How can India take advantage of data to achieve its developmental objectives while balancing the need for personal privacy? The recently implemented Account Aggregator framework tries to establish a digital consent architecture to allow post-collection transfers of data. This will unlock a number of financial models to serve those who are not currently part of the formal banking systems. But at the same time, this can have a serious impact on personal privacy. A similar model is being attempted in the health system, and that too has similar repercussions. The speakers on this panel will delve into the interplay between data transfer and personal privacy in both the financial and healthcare systems.

Speakers:

Rahul Matthan, Partner, Trilegal, India
I. Glenn Cohen, James A. Attwood and Leslie Williams Professor of Law, Harvard Law School; Director, Petrie-Flom Center for Health Law Policy, Biotechnology, and Bioethics at Harvard Law School
Moderator: Tarun Khanna, Jorge Paulo Lemann Professor, Harvard Business School; Director, the Mittal Institute

This event is co-sponsored by The Petrie-Flom Center for Health Law Policy, Biotechnology, and Bioethics at Harvard Law School.

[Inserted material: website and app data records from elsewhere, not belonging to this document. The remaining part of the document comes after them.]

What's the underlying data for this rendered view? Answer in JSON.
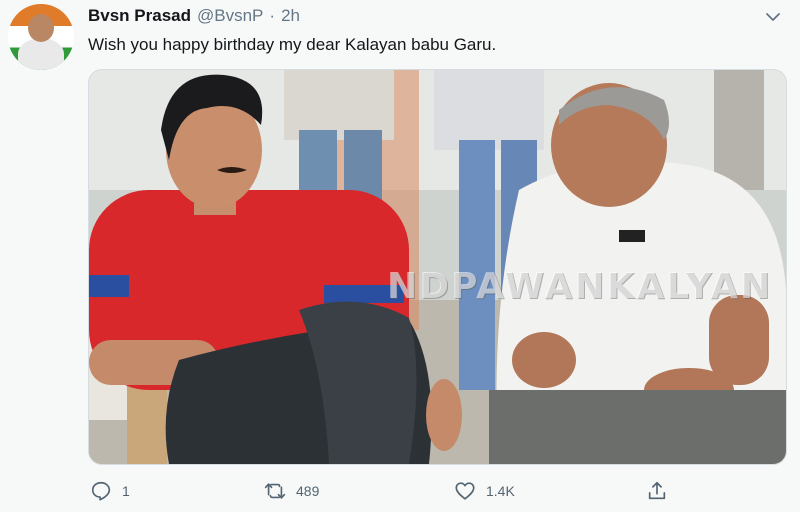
{
  "tweet": {
    "author_name": "Bvsn Prasad",
    "handle": "@BvsnP",
    "separator": "·",
    "time": "2h",
    "text": "Wish you happy birthday my dear Kalayan babu Garu.",
    "image_watermark": "NDPAWANKALYAN"
  },
  "actions": {
    "reply_count": "1",
    "retweet_count": "489",
    "like_count": "1.4K"
  },
  "icons": {
    "avatar": "avatar-image",
    "more": "chevron-down-icon",
    "reply": "reply-icon",
    "retweet": "retweet-icon",
    "like": "heart-icon",
    "share": "share-icon"
  },
  "colors": {
    "background": "#f7f9f9",
    "text_primary": "#14171a",
    "text_secondary": "#657786",
    "icon_gray": "#536471"
  }
}
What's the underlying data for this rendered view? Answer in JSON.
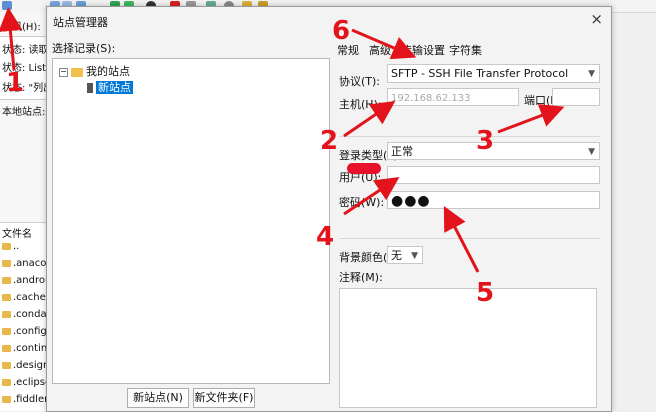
{
  "background_app": {
    "host_label": "主机(H):",
    "status_lines": [
      "状态: 读取目",
      "状态: Listin",
      "状态: \"列出\""
    ],
    "local_site_label": "本地站点:",
    "file_header": "文件名",
    "files": [
      "..",
      ".anacon",
      ".androi",
      ".cache",
      ".conda",
      ".config",
      ".contin",
      ".design",
      ".eclipse",
      ".fiddler"
    ]
  },
  "dialog": {
    "title": "站点管理器",
    "close_glyph": "×",
    "tree_label": "选择记录(S):",
    "tree": {
      "root": "我的站点",
      "child": "新站点"
    },
    "buttons": {
      "new_site": "新站点(N)",
      "new_folder": "新文件夹(F)"
    },
    "tabs": [
      "常规",
      "高级",
      "传输设置",
      "字符集"
    ],
    "form": {
      "protocol_label": "协议(T):",
      "protocol_value": "SFTP - SSH File Transfer Protocol",
      "host_label": "主机(H):",
      "host_value": "192.168.62.133",
      "port_label": "端口(P):",
      "port_value": "",
      "logon_label": "登录类型(L):",
      "logon_value": "正常",
      "user_label": "用户(U):",
      "password_label": "密码(W):",
      "password_value": "●●●",
      "bgcolor_label": "背景颜色(B)",
      "bgcolor_value": "无",
      "notes_label": "注释(M):"
    }
  },
  "annotations": [
    "1",
    "2",
    "3",
    "4",
    "5",
    "6"
  ],
  "colors": {
    "annotation": "#e3131b",
    "selection": "#0078d7",
    "folder": "#f0c04a"
  }
}
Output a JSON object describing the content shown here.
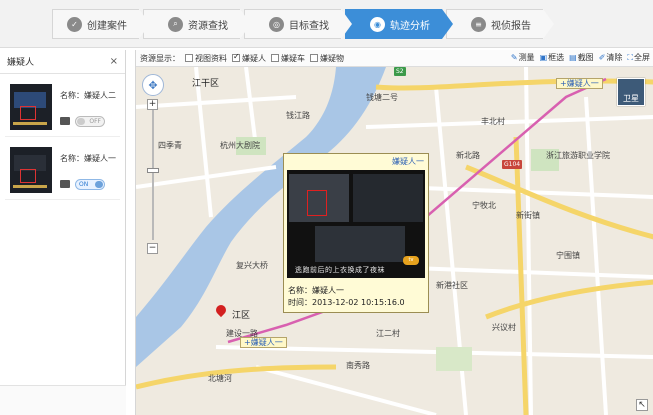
{
  "steps": [
    {
      "label": "创建案件",
      "icon": "check-icon"
    },
    {
      "label": "资源查找",
      "icon": "search-icon"
    },
    {
      "label": "目标查找",
      "icon": "target-icon"
    },
    {
      "label": "轨迹分析",
      "icon": "track-icon",
      "active": true
    },
    {
      "label": "视侦报告",
      "icon": "report-icon"
    }
  ],
  "left": {
    "title": "嫌疑人",
    "close": "×",
    "items": [
      {
        "name": "名称：嫌疑人二",
        "toggle": "OFF"
      },
      {
        "name": "名称：嫌疑人一",
        "toggle": "ON"
      }
    ]
  },
  "toolbar": {
    "resource_label": "资源显示：",
    "filters": [
      {
        "label": "视图资料",
        "checked": false
      },
      {
        "label": "嫌疑人",
        "checked": true
      },
      {
        "label": "嫌疑车",
        "checked": false
      },
      {
        "label": "嫌疑物",
        "checked": false
      }
    ],
    "tools": [
      "测量",
      "框选",
      "截图",
      "清除",
      "全屏"
    ]
  },
  "map": {
    "zoom_in": "+",
    "zoom_out": "−",
    "satellite": "卫星",
    "labels": {
      "district_top": "江干区",
      "district_bottom": "江区",
      "suspect_marker_top": "+嫌疑人一",
      "suspect_marker_bottom": "+嫌疑人一",
      "road_s2": "S2",
      "road_g104": "G104",
      "places": [
        "钱塘二号",
        "丰北村",
        "新北路",
        "四季青",
        "新街镇",
        "宁牧北",
        "兴议村",
        "杭州大剧院",
        "复兴大桥",
        "钱江路",
        "宁围镇",
        "浙江旅游职业学院",
        "新港社区",
        "建设一路",
        "北塘河",
        "江二村",
        "南秀路"
      ]
    }
  },
  "popup": {
    "title": "嫌疑人一",
    "name": "名称：嫌疑人一",
    "time": "时间：2013-12-02 10:15:16.0",
    "video_caption": "逃跑前后的上衣换成了夜袜",
    "video_logo": "tv"
  },
  "colors": {
    "accent": "#3c8ed8",
    "track": "#d860b0",
    "river": "#a9c6e6",
    "popup_bg": "#fffbd6"
  }
}
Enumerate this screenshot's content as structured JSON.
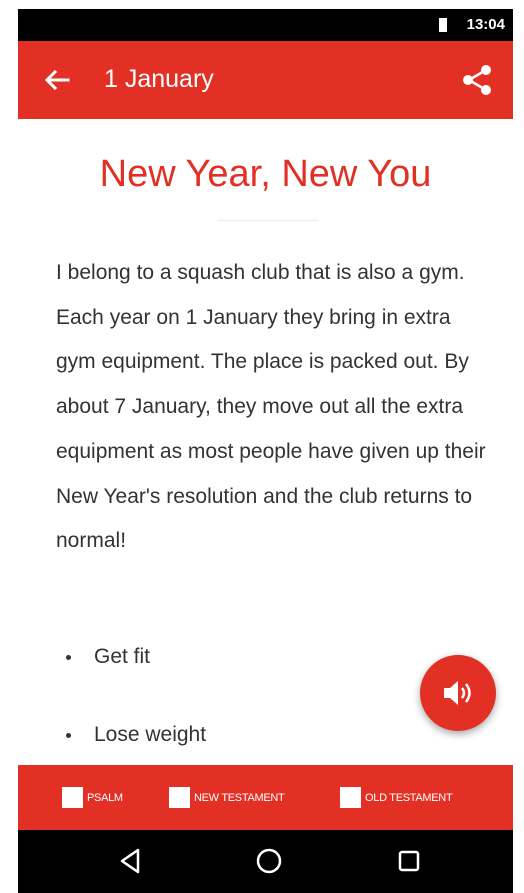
{
  "status_bar": {
    "time": "13:04"
  },
  "app_bar": {
    "title": "1 January"
  },
  "article": {
    "headline": "New Year, New You",
    "paragraph": "I belong to a squash club that is also a gym. Each year on 1 January they bring in extra gym equipment. The place is packed out. By about 7 January, they move out all the extra equipment as most people have given up their New Year's resolution and the club returns to normal!",
    "bullets": [
      "Get fit",
      "Lose weight"
    ]
  },
  "filters": {
    "psalm": "PSALM",
    "new_testament": "NEW TESTAMENT",
    "old_testament": "OLD TESTAMENT"
  },
  "colors": {
    "accent": "#e23124"
  },
  "icons": [
    "back-arrow-icon",
    "share-icon",
    "speaker-icon",
    "nav-back-icon",
    "nav-home-icon",
    "nav-recents-icon"
  ]
}
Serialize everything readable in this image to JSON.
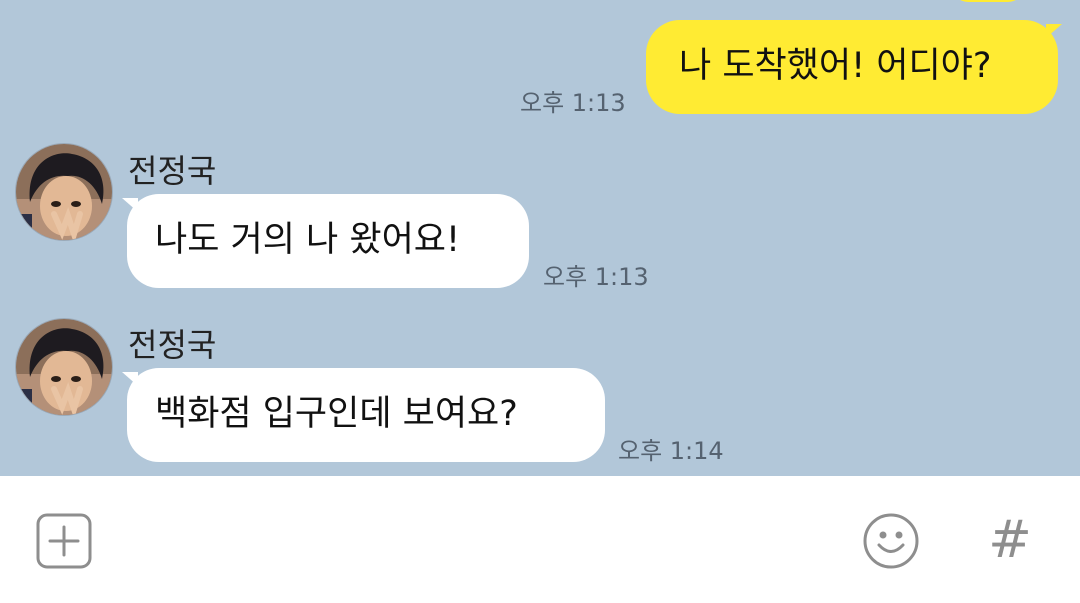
{
  "messages": [
    {
      "sender": "me",
      "text": "나 도착했어! 어디야?",
      "time": "오후 1:13"
    },
    {
      "sender": "전정국",
      "avatar_icon": "user-avatar",
      "text": "나도 거의 나 왔어요!",
      "time": "오후 1:13"
    },
    {
      "sender": "전정국",
      "avatar_icon": "user-avatar",
      "text": "백화점 입구인데 보여요?",
      "time": "오후 1:14"
    }
  ],
  "input_bar": {
    "attach_icon": "plus-box-icon",
    "emoji_icon": "smiley-icon",
    "hashtag_icon": "hashtag-icon",
    "hashtag_glyph": "#"
  },
  "colors": {
    "chat_background": "#b2c7d9",
    "my_bubble": "#ffeb33",
    "their_bubble": "#ffffff",
    "timestamp": "#556270",
    "icon_gray": "#8e8e8e"
  }
}
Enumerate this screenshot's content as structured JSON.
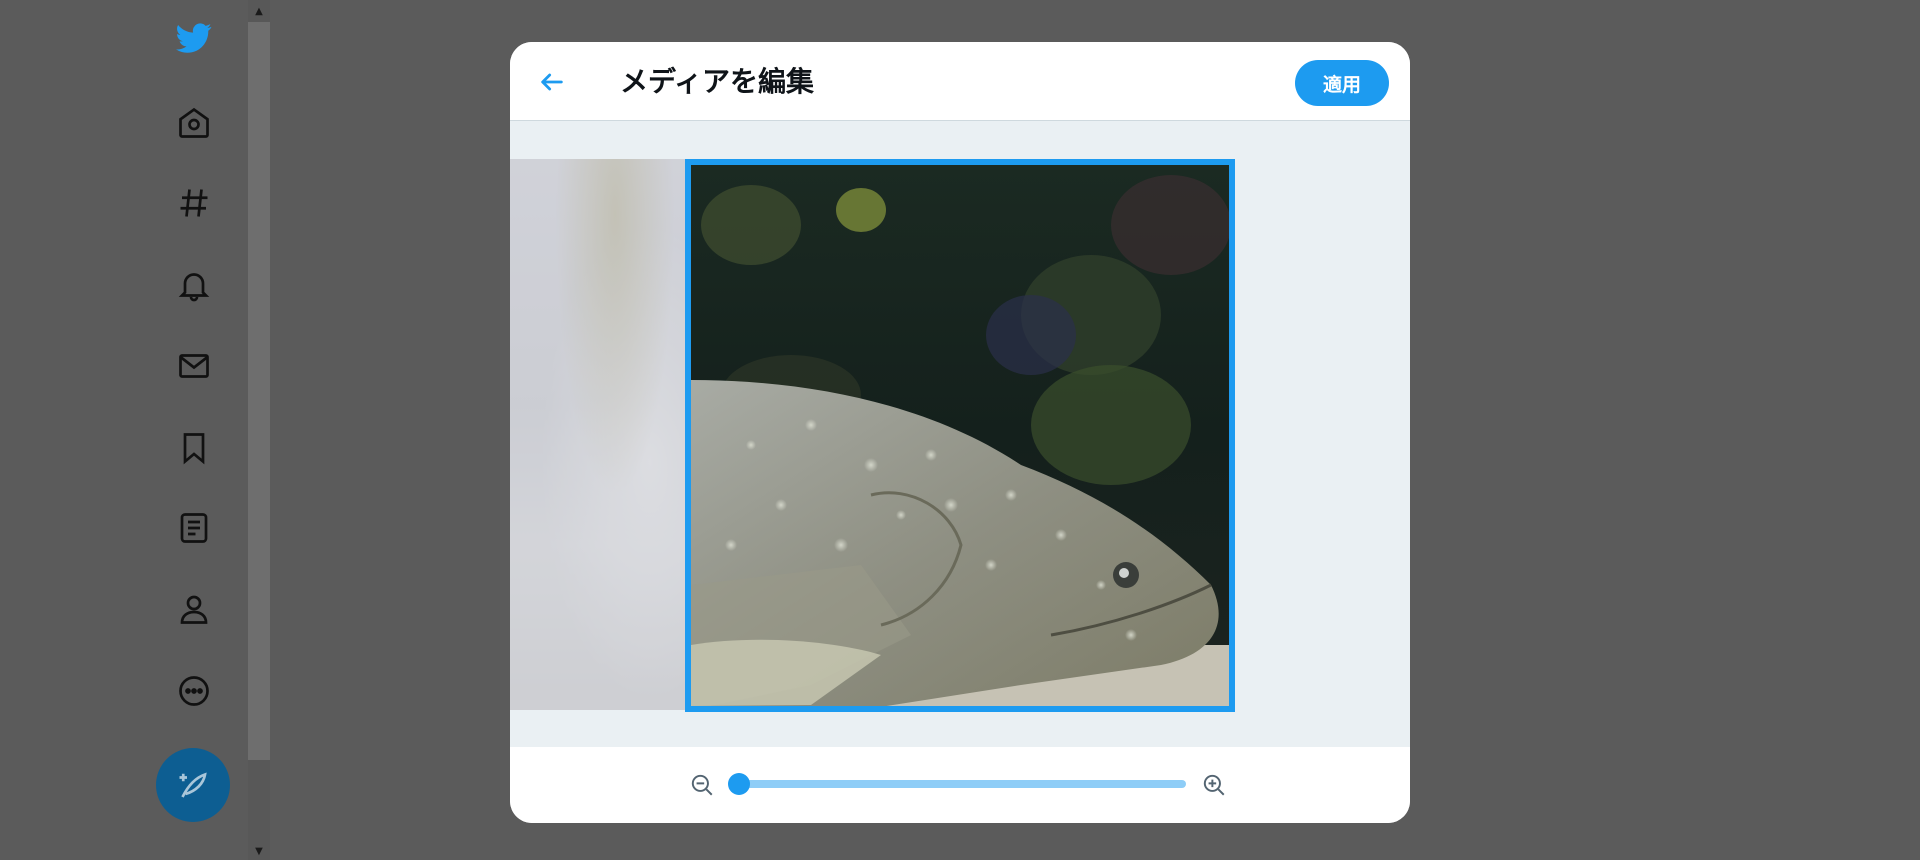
{
  "app": {
    "nav_icons": [
      "twitter-bird-icon",
      "home-icon",
      "hashtag-icon",
      "bell-icon",
      "envelope-icon",
      "bookmark-icon",
      "list-icon",
      "profile-icon",
      "more-icon"
    ],
    "compose_icon": "compose-feather-icon"
  },
  "modal": {
    "title": "メディアを編集",
    "apply_label": "適用",
    "back_icon": "arrow-left-icon"
  },
  "zoom": {
    "value": 0.0,
    "min_icon": "zoom-out-icon",
    "max_icon": "zoom-in-icon"
  },
  "colors": {
    "accent": "#1d9bf0",
    "track": "#8ecdf7",
    "overlay": "#5b5b5b"
  }
}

Raj Rewal: Timeless Rasa & the Spirit of Our Times for Epic Works

START
Tue, Oct 1, 2019 at 06:00pm

END
Tue, Oct 1, 2019 at 07:30pm

VENUE
CGIS South, S020 Belfer
Harvard University

ADDRESS
CGIS South, S020 Belfer
Harvard University
1730 Cambridge Street
Cambridge MA 02138

Raj Rewal is internationally recognized for the creation of buildings that respond with sensitivity to the complex demands of rapid urbanization, climate, and culture. Earlier in his career, his focus on low-cost housing led him to design a large number of dwelling units, fragmented into smaller aggregations enclosing a variety of spaces for different building types — an experience that led him to create a series of public projects in a humane manner, for works of epic proportions. Rewal will discuss his past work in public housing, the lessons learned from the cities of Rajasthan, Mediterranean villages, and high-density developments, and how the study of the existing traditional pattern of living can provide cues for place-making that can promote community activities.


Art Exhibition: Exploring Identity Through a Contemporary South Asian Lens

START
Tue, Oct 15, 2019 at 06:00pm

END
Tue, Oct 15, 2019 at 08:00pm

Our Fall 2019 Visiting Artist Fellows, Sagar Chhetri from Nepal and Sakshi Gupta from India, will exhibit their artwork to provide creative commentary on identity today in South Asia. During the reception, both Chhetri and Gupta will present their work and engage in a discussion with the audience. Snacks will be served at the October 15 opening reception!

Eclipse, Sagar Chhetri
At the Still Point of the Turning World, Sakshi Gupta

The exhibition will be available for viewing between October 15, 2019 and November 26, 2019 on the fourth floor of CGIS South. The opening reception will take place on October 15, 2019.